The rest of the world calls it DRM (Digital Rights Management)
The Canadian government is partial to the term TPM (Technical Protection Measures).
Michael Geist has popularized and may even have coined the phrase digital locks to put a face on the concept, so that ordinary Canadian consumers without law degrees might better understand the copyright law — Bill C-11 — that will change the world on us.
No matter what you call them, these third party locks (what Russell McOrmond calls them) are bad enough for consumers all on their own. The most serious problem with Bill C-11 is that circumventing these things, no matter what you call them, will become illegal.
Even if circumventing them ~ breaking the lock ~ is to do something that is perfectly legal. Like watching the DVD you bought. Or listening to the music file you downloaded. Which is why Napster is shutting down Canadian operations — because of Bill C-11.

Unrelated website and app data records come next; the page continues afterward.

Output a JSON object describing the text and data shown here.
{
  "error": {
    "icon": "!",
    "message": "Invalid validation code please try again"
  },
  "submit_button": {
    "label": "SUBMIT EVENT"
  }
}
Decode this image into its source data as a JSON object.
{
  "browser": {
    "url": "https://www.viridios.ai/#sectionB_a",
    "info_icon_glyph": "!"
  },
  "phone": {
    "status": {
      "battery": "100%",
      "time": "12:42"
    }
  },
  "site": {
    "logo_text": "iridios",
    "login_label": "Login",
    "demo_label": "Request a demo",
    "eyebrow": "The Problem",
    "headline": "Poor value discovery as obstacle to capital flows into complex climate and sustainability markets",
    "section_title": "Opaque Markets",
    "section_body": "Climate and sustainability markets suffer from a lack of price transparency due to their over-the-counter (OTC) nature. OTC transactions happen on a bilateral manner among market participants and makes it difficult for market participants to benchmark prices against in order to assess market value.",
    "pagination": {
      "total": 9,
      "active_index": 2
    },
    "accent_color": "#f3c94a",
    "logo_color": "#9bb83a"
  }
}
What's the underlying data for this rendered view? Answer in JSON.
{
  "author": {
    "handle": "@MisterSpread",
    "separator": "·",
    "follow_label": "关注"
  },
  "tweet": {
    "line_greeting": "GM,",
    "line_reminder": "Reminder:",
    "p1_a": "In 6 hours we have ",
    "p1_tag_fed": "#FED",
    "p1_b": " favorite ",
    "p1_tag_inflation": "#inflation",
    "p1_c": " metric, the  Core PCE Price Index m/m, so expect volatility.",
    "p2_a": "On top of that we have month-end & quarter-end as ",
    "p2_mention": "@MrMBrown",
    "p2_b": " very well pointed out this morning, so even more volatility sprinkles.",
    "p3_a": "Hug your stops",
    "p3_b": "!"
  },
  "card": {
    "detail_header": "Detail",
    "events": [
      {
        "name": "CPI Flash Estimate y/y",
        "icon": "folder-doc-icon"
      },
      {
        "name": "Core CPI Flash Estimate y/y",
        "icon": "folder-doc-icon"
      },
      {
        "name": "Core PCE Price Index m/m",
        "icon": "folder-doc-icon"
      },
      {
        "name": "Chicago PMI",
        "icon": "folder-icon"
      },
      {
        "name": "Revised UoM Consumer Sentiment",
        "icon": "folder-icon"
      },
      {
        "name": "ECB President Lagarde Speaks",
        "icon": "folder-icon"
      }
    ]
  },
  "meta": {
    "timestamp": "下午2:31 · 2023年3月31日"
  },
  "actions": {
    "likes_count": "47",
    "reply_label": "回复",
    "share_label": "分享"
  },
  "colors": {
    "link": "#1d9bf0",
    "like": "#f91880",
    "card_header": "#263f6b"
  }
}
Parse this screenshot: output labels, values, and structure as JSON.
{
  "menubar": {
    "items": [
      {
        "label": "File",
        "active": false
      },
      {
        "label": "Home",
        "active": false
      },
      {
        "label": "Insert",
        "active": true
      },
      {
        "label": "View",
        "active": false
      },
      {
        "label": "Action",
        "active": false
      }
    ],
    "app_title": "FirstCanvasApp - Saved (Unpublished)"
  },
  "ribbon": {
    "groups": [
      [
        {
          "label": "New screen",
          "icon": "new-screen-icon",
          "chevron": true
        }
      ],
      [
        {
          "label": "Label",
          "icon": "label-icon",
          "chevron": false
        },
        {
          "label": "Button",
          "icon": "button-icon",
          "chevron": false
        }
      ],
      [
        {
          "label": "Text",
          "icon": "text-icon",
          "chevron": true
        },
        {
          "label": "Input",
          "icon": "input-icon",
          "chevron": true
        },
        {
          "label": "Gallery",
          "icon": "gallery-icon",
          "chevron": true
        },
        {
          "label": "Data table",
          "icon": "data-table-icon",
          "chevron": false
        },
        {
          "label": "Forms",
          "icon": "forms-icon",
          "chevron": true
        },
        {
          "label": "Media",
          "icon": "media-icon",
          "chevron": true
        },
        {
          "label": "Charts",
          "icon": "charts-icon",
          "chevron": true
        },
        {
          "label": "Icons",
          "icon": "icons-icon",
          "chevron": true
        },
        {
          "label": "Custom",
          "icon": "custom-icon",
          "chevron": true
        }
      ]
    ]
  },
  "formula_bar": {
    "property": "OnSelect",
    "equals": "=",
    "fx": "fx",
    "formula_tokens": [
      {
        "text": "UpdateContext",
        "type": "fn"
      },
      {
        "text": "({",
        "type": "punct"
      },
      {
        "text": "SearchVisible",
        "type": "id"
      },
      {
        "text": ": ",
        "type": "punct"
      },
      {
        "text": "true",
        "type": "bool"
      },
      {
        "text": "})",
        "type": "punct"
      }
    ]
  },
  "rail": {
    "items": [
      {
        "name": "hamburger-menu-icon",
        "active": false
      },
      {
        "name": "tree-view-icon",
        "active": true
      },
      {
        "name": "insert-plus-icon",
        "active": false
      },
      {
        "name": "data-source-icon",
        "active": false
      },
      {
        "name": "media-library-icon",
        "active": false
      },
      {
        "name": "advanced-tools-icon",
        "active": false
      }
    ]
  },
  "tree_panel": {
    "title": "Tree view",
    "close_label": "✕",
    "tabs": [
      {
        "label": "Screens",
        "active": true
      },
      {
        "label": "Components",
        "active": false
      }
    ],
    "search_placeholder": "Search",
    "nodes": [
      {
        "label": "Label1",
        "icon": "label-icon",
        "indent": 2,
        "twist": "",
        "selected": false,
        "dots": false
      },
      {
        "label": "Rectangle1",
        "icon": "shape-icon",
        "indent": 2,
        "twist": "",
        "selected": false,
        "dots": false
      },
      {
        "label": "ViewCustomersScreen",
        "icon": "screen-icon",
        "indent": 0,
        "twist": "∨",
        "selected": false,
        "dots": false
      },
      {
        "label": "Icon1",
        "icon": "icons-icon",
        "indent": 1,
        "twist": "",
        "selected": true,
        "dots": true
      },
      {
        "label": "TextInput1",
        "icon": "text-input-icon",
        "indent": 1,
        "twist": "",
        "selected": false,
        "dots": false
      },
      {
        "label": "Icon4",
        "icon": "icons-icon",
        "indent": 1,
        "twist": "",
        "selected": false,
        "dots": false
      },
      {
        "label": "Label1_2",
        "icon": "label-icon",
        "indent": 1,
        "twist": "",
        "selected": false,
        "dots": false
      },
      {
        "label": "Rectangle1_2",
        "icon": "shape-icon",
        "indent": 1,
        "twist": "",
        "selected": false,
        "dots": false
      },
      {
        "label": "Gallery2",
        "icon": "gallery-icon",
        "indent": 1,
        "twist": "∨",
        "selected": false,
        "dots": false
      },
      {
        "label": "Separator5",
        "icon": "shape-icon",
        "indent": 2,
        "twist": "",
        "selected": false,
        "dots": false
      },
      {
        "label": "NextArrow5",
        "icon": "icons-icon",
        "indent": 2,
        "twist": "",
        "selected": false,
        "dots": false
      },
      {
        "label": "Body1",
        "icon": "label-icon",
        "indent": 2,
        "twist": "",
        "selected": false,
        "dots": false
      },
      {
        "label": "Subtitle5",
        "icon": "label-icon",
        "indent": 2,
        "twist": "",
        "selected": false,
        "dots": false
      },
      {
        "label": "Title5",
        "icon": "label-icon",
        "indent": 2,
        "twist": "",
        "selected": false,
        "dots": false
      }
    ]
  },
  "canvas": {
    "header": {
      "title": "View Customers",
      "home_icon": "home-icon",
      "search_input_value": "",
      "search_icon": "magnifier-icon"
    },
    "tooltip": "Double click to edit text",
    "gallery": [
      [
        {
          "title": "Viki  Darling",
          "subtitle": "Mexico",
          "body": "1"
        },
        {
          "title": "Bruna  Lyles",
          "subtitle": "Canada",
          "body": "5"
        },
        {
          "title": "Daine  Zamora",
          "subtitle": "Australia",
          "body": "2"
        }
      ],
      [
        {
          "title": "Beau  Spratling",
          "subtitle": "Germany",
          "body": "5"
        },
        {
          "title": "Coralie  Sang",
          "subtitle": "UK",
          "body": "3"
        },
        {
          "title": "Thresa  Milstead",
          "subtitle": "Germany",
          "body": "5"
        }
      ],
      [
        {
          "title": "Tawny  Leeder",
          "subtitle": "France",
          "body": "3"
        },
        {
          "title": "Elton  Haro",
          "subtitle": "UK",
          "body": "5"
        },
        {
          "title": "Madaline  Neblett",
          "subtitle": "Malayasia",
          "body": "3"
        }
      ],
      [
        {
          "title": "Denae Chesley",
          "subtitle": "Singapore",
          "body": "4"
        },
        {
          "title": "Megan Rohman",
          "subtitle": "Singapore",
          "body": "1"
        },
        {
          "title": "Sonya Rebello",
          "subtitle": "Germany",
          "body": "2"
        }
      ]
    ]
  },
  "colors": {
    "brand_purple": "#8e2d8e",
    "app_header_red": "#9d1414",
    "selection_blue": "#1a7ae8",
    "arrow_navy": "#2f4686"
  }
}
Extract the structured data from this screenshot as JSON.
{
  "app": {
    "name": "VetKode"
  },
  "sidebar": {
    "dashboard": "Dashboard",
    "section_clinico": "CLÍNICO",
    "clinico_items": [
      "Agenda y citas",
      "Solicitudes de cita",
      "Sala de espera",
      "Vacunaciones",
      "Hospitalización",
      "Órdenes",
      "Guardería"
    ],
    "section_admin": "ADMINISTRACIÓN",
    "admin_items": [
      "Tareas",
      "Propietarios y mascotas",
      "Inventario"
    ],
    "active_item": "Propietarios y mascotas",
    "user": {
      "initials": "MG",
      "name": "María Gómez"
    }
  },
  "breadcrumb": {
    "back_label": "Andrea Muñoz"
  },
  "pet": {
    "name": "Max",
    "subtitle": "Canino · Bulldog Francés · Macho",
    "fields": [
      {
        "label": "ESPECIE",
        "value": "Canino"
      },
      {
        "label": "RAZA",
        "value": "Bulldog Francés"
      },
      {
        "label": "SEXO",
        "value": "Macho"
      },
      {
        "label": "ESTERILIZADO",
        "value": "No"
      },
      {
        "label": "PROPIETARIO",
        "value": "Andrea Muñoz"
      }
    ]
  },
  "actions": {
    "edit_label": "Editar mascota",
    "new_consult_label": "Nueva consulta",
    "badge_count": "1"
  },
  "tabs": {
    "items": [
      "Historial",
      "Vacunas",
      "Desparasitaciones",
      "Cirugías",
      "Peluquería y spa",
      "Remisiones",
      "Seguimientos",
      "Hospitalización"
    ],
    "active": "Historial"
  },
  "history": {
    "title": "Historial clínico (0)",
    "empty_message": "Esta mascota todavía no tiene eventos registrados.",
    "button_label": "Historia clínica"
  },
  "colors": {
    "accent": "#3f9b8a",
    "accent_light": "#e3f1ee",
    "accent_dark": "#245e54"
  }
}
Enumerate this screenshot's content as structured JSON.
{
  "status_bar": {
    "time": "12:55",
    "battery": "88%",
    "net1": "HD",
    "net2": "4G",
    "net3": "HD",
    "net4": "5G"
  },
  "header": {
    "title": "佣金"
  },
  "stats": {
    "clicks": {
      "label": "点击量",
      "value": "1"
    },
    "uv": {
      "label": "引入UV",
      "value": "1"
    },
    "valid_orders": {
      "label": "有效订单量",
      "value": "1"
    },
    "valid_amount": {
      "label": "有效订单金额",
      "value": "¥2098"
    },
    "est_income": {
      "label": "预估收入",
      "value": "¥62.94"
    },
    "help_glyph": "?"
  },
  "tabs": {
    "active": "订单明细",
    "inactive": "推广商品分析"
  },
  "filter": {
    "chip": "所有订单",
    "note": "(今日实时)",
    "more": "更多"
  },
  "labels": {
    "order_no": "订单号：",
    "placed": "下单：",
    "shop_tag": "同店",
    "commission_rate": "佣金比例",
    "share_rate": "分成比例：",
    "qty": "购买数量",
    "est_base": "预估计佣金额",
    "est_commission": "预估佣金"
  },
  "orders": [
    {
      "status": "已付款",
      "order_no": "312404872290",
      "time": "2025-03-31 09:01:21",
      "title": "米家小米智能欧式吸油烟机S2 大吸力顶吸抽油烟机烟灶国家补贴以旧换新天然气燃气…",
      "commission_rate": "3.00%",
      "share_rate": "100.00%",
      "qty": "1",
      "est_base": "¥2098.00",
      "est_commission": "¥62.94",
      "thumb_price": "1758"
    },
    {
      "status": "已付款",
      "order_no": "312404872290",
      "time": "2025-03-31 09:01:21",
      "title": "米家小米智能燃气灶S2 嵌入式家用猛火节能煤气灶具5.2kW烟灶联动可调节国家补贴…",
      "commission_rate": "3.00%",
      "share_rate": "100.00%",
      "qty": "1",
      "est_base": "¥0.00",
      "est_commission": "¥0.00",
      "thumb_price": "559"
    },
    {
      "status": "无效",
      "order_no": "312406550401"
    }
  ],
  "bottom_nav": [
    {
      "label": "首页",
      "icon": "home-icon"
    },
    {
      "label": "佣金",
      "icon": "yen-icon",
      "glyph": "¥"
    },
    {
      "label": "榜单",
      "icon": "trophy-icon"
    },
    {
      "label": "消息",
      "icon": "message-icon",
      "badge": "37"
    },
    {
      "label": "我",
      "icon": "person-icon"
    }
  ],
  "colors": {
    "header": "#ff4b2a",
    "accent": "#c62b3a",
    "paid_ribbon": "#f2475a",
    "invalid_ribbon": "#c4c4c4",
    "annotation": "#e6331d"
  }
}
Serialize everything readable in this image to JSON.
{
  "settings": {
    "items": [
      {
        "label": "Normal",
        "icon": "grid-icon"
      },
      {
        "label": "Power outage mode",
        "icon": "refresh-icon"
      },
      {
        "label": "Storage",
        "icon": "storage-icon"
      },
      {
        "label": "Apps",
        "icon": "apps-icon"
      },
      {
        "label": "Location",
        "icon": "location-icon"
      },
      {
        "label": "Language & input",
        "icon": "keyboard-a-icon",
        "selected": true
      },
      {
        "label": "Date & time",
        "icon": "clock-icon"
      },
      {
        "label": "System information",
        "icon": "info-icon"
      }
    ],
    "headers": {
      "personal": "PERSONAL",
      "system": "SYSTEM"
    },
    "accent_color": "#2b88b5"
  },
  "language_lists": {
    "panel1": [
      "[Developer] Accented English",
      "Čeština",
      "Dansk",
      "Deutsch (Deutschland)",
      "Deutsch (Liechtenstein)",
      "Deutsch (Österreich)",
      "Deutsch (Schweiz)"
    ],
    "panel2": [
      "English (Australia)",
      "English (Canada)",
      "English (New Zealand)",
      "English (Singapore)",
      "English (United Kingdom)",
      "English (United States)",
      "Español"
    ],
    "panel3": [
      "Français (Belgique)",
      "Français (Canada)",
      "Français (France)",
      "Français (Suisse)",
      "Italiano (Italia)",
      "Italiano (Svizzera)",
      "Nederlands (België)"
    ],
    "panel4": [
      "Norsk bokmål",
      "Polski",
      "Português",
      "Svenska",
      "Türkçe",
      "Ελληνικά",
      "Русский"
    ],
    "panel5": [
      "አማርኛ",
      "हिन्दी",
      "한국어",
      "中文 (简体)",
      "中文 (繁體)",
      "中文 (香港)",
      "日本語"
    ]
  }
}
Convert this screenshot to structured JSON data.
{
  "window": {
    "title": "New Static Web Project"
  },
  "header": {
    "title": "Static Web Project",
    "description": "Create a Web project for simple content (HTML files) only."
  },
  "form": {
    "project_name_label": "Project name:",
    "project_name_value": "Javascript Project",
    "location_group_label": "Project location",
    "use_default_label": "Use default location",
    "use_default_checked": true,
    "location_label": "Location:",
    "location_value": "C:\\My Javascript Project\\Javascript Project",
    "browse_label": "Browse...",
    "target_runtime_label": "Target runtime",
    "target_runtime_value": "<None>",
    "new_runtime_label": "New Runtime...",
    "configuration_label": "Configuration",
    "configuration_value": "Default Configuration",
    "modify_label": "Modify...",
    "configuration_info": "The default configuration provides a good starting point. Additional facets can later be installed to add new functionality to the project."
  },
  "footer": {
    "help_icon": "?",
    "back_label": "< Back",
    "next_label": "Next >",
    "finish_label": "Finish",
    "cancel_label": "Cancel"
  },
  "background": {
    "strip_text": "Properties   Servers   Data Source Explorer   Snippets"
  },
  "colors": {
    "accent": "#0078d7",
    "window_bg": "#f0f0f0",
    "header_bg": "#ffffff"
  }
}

These downloads are DRM-encoded WMA files and can be backed up by burning them to audio CDs. Doing this will allow you access to your music on any CD player and generally have a maintenance free permanent copy. If you do not back up your purchased Napster music downloads by burning them to CD and you later change or reinstall your computer’s operating system, have a system failure or experience DRM corruption, then the downloads will stop playing and you will permanently lose access to them.
In Canada, it is not illegal to circumvent a padlock. If I put a padlock on my shed, and it rusts out, it is perfectly legal to take bolt cutters and cut the lock off.
Because the defective padlock is preventing my legal right to access my own stuff.
It is not legal for me to do the same to my neighbor’s padlock. If I were to lop off his padlock to gain access to the contents of his shed, there are hosts of criminal charges that can be brought against me.